Belfast Academics Visit the WHO Healthy City of Udine to learn of Healthy and Active Ageing

Learning from the wider WHO European Healthy Cities Network is a key aspect of being a healthy city. Many cities have developed expertise in addressing particular themes that can be used to inform approaches in Belfast.

In May 2015, Dr. Brendan Murtagh and Dr. Andrew Grounds from Queen’s University Belfast visited the Age Friendly Cities programme in Udine, Italy. Having joined the WHO Healthy Cities Project in 1995 one of the core themes has been to promote a ‘Healthy and Active Ageing Model’. Both Furio Honsell (Mayor of Udine) and Stefania Pascut (Programme co-ordinator) (Programme co-ordinator) demonstrated how this model has underpinned various ‘age friendly’ initiatives across the city:

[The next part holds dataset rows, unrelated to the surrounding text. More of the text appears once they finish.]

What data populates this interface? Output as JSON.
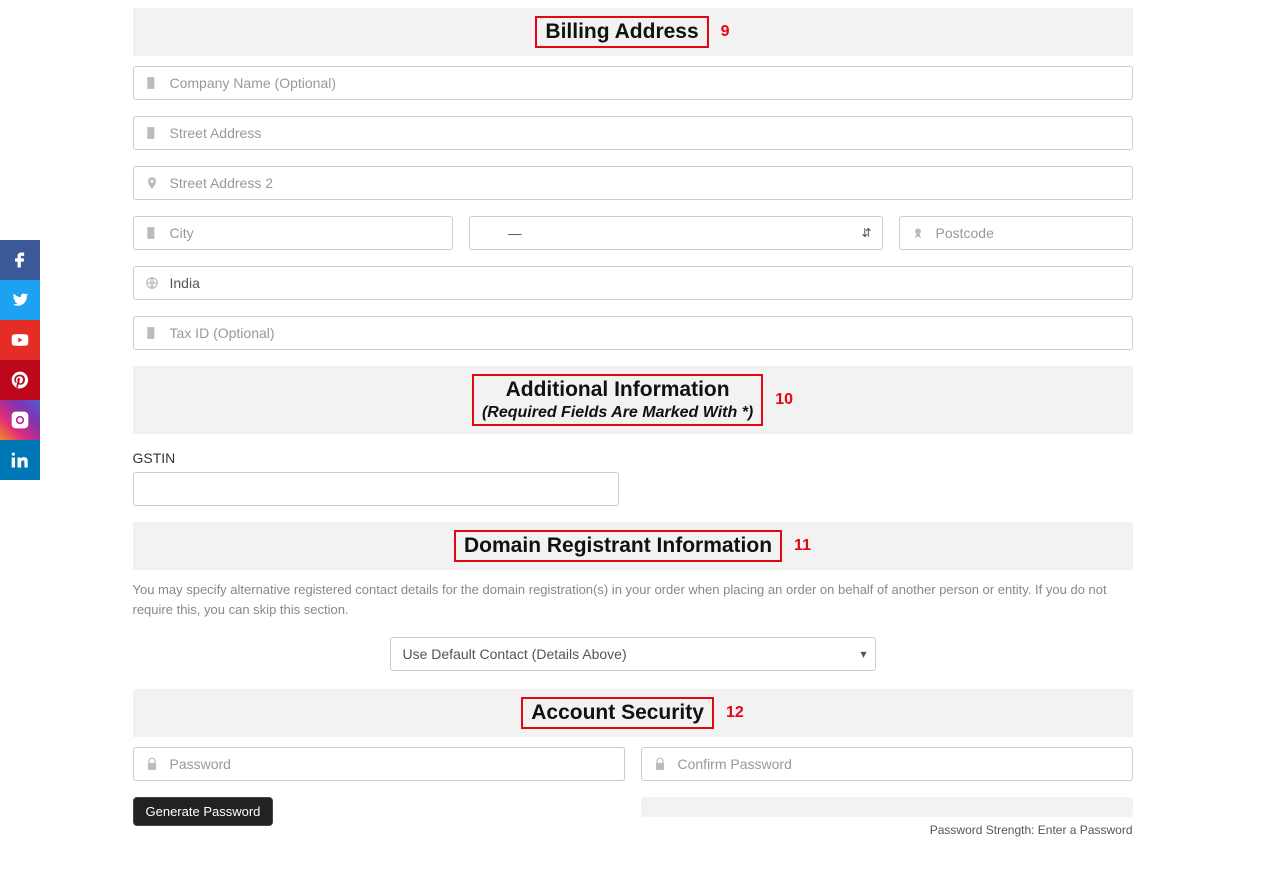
{
  "annotations": {
    "billing": "9",
    "additional": "10",
    "domain": "11",
    "security": "12"
  },
  "sections": {
    "billing": {
      "title": "Billing Address"
    },
    "additional": {
      "title": "Additional Information",
      "subtitle": "(Required Fields Are Marked With *)"
    },
    "domain": {
      "title": "Domain Registrant Information"
    },
    "security": {
      "title": "Account Security"
    }
  },
  "billing": {
    "company_ph": "Company Name (Optional)",
    "street1_ph": "Street Address",
    "street2_ph": "Street Address 2",
    "city_ph": "City",
    "state_selected": "—",
    "postcode_ph": "Postcode",
    "country_value": "India",
    "taxid_ph": "Tax ID (Optional)"
  },
  "additional": {
    "gstin_label": "GSTIN"
  },
  "domain": {
    "help_text": "You may specify alternative registered contact details for the domain registration(s) in your order when placing an order on behalf of another person or entity. If you do not require this, you can skip this section.",
    "contact_selected": "Use Default Contact (Details Above)"
  },
  "security": {
    "password_ph": "Password",
    "confirm_ph": "Confirm Password",
    "gen_button": "Generate Password",
    "strength_text": "Password Strength: Enter a Password"
  },
  "social": {
    "facebook": {
      "bg": "#3b5998"
    },
    "twitter": {
      "bg": "#1da1f2"
    },
    "youtube": {
      "bg": "#e52d27"
    },
    "pinterest": {
      "bg": "#bd081c"
    },
    "instagram": {
      "bg": "#c13584"
    },
    "linkedin": {
      "bg": "#0077b5"
    }
  }
}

  • The organisation of healthy nutrition workshops that promote the value of a healthy diet and lifestyle.
  • The development of local walking groups to encourage physical wellbeing as well as social interaction.
  • The application of the Vancouver protocol, which places a particular emphasis on the participation of local older people, carers and service providers from the public, private as well as the voluntary sector.
  • GIS was used to map the distribution of older people (using GIS) with respect to the local provision of public health and social services. The local authority used this data to legally challenge how pharmacy licenses were regulated given the mismatch between the distribution of older people and the current location of services. They won the case to ensure that pharmacies can be planned and located where they are needed and not just where they are profitable.

Udine also places a strong emphasis on mental health and the maintenance of cognitive capabilities through a programme called CamminaMenti (Minds on the Move). This values crystallised intelligence—the use of skills, knowledge, and experience, rather than just memory. During the visit, Professor Brocato demonstrated how this approach has been embedded in a recent IT project in which older people use local schools and are taught various new skills by students. This has also provided them with an opportunity to socialise, be creative and at the same time play a more active role in the wider community. Along with other inter-generational programmes such as the collaboratively managed urban gardens project, Udine are investing both time and resources into making Udine a healthier, more inclusive and enjoyable place to grow old. From speaking to both old and young people that are currently involved, it would seem that the benefit of such activity is mutual and there are important lessons to be learnt and transferred from such inter-generational work.